If a line of the records contains the string "discover", copy it out.

→ EXTRACTED INFORMATION:
BEGIN

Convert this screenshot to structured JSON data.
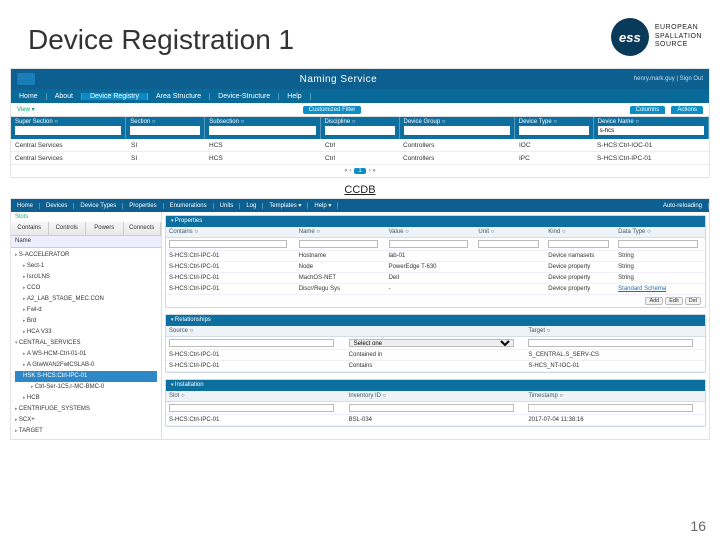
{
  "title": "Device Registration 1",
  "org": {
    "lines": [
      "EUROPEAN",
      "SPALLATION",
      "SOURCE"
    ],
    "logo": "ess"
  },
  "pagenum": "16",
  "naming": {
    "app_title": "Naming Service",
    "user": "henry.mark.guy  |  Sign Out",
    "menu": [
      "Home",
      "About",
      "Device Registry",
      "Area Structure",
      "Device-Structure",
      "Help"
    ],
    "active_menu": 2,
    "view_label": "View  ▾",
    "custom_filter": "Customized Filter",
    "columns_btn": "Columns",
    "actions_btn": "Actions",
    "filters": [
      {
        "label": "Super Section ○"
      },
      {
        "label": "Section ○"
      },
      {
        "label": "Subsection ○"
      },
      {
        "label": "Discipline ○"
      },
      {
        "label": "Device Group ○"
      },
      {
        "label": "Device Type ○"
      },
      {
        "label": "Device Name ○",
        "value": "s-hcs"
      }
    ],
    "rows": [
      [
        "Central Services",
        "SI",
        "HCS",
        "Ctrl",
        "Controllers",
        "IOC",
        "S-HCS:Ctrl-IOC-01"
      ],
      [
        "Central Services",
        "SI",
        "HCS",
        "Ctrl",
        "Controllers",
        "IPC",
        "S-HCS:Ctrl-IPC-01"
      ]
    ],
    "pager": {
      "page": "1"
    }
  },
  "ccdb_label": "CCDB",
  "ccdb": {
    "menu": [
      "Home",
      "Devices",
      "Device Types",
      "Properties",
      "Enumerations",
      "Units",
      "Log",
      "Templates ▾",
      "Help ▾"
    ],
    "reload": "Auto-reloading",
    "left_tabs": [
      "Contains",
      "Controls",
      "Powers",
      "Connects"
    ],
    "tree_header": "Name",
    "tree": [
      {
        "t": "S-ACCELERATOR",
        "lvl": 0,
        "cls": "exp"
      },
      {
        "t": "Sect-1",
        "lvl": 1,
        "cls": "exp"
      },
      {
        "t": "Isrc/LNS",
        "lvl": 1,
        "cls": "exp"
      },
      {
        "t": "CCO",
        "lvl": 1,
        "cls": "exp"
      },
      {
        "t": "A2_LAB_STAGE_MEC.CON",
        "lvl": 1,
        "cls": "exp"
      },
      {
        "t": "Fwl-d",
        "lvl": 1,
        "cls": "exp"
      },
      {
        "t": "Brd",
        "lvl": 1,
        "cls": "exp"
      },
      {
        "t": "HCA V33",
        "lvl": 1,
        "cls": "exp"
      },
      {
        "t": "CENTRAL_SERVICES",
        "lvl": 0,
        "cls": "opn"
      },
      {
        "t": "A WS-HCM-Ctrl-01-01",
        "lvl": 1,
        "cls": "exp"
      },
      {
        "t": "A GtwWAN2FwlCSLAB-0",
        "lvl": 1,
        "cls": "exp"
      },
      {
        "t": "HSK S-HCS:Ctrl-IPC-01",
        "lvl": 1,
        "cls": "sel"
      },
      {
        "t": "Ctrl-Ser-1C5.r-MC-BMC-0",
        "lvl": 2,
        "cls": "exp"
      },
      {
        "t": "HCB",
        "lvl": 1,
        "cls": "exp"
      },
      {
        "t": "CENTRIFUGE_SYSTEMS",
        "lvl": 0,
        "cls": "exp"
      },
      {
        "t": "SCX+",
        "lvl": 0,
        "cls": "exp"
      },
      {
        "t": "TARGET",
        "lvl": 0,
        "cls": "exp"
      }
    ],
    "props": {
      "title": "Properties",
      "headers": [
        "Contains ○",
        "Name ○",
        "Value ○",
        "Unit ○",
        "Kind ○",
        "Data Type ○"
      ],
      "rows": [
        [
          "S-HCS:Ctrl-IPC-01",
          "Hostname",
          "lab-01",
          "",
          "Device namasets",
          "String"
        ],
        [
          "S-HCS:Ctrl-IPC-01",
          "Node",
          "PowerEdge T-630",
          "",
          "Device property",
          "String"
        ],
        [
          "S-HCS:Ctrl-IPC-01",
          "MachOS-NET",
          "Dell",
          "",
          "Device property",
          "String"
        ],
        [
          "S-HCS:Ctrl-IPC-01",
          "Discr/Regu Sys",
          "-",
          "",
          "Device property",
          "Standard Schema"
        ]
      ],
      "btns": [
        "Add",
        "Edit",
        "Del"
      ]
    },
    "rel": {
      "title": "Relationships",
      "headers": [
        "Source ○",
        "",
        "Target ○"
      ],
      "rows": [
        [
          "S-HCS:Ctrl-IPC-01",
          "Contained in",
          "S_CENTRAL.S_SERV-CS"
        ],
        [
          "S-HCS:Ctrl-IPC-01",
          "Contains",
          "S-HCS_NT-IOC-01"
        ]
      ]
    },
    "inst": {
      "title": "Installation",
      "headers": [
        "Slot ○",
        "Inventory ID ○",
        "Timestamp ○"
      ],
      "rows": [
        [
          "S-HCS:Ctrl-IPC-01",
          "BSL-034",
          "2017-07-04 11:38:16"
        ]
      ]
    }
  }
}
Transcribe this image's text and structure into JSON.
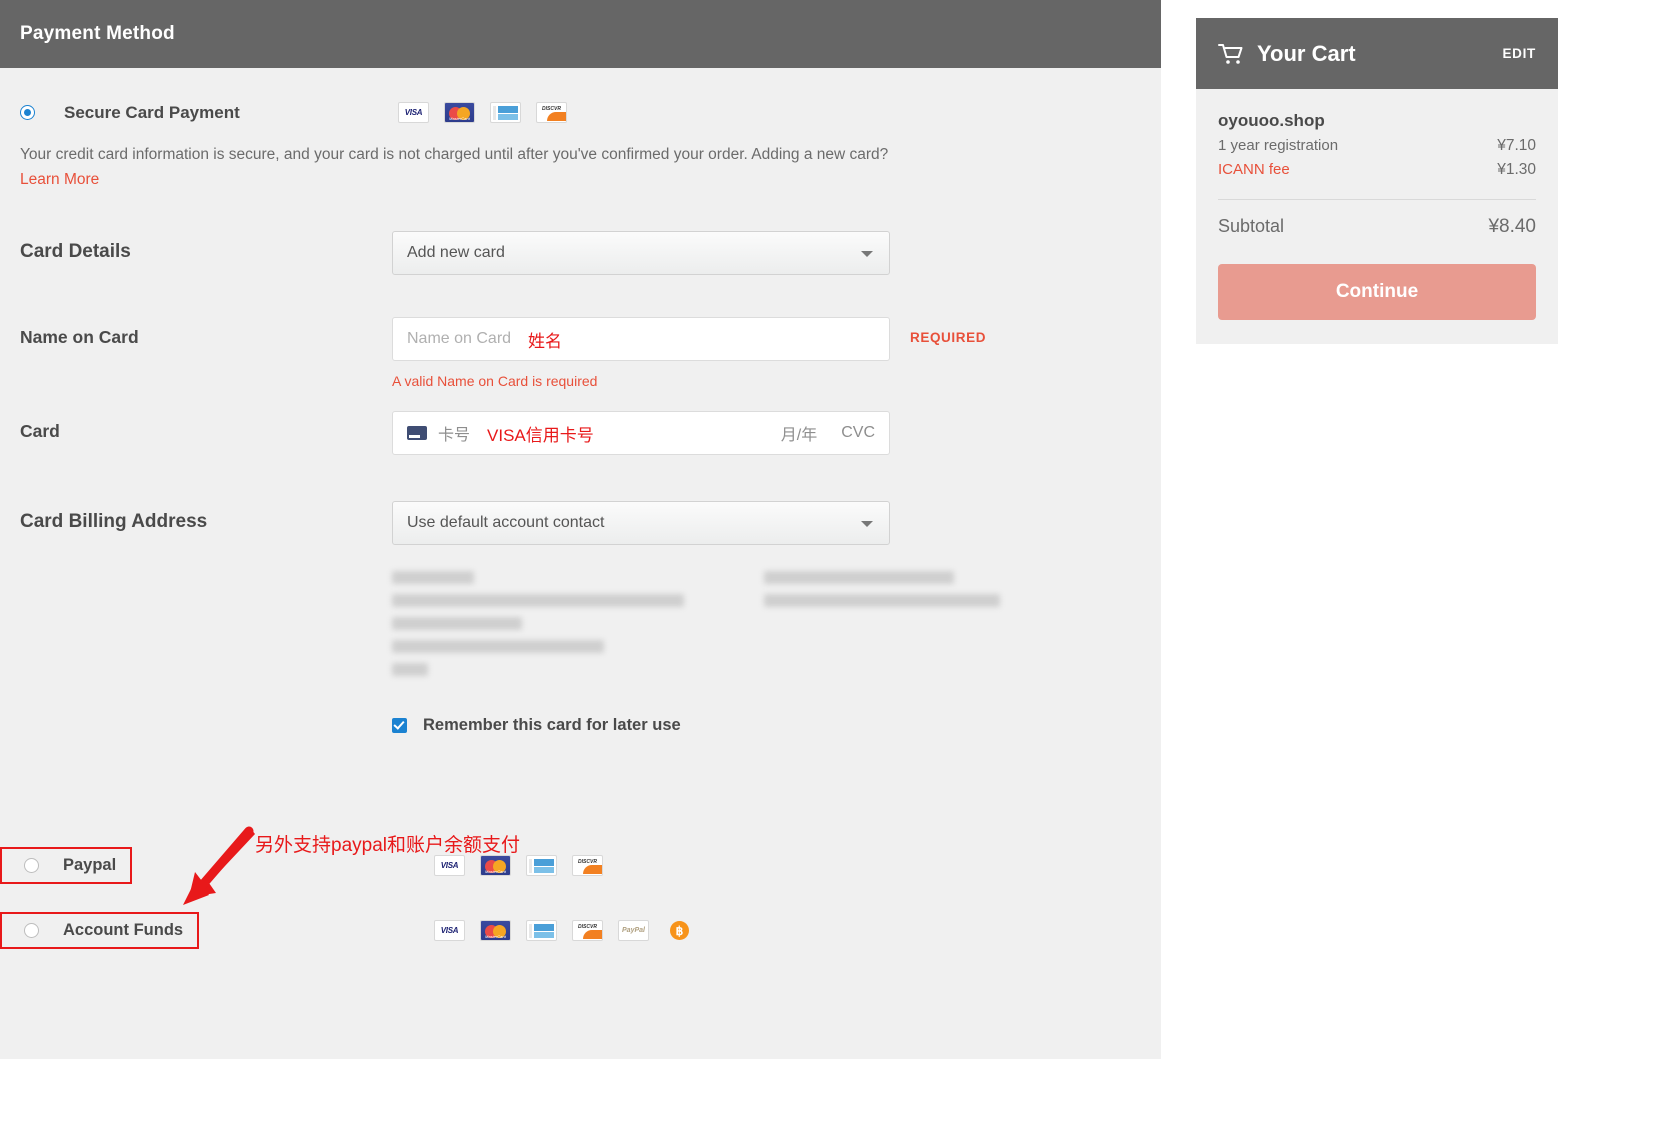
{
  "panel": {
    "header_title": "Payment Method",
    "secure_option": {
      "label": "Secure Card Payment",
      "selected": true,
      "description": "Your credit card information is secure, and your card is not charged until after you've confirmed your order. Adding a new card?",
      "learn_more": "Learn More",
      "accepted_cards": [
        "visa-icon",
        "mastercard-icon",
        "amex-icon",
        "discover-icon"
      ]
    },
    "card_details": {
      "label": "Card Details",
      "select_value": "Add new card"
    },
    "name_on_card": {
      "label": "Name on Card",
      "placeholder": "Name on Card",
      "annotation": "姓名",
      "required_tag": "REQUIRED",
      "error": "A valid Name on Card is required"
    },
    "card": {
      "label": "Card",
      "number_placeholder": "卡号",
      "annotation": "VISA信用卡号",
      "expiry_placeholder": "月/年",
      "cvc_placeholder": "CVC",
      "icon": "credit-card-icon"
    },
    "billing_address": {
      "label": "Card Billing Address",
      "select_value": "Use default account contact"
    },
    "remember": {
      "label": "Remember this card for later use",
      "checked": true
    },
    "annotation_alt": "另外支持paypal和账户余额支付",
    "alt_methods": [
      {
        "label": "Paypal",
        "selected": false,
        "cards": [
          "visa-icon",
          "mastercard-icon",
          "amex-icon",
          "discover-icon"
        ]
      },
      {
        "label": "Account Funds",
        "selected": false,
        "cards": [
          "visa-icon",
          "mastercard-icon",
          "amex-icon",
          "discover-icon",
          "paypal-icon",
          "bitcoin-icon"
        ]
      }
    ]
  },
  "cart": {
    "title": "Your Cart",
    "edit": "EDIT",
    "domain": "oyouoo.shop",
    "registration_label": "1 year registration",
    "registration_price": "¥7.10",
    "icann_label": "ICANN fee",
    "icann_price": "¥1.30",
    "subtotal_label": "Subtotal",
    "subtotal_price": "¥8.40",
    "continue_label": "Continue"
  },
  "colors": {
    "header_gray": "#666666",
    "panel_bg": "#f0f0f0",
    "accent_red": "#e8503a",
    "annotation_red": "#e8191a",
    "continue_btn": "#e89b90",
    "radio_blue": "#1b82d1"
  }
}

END
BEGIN

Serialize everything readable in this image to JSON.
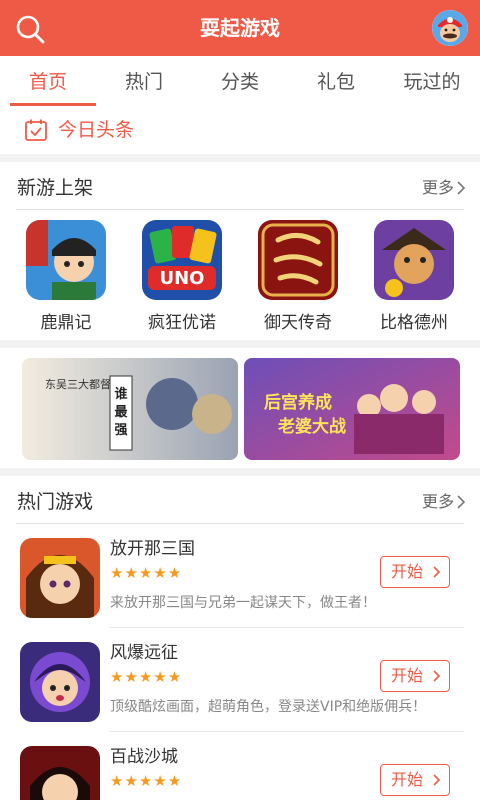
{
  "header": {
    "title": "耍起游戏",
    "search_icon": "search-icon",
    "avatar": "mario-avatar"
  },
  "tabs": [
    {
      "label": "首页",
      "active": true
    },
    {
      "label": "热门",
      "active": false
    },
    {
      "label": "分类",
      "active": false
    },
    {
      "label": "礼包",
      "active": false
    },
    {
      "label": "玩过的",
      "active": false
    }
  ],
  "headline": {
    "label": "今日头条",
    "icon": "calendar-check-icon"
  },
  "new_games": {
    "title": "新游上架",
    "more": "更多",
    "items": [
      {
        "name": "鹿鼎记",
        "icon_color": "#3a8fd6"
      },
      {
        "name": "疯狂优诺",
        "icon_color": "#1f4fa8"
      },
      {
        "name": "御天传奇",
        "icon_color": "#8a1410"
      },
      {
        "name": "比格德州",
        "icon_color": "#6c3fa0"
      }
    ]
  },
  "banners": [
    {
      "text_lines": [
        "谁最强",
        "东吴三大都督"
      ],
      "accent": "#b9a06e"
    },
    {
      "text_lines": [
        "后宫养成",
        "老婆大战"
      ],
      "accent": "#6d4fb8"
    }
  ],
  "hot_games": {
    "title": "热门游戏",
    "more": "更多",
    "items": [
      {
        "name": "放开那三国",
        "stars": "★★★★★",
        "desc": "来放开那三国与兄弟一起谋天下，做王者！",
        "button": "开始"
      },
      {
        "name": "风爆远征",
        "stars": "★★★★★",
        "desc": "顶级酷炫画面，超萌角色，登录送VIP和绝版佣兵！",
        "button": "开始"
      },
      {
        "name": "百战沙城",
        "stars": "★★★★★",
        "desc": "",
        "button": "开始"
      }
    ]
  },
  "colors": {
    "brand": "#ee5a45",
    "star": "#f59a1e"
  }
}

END

→ SOLUTION TO THIS TASK:
        "discover-icon"
          "discover-icon"
          "discover-icon",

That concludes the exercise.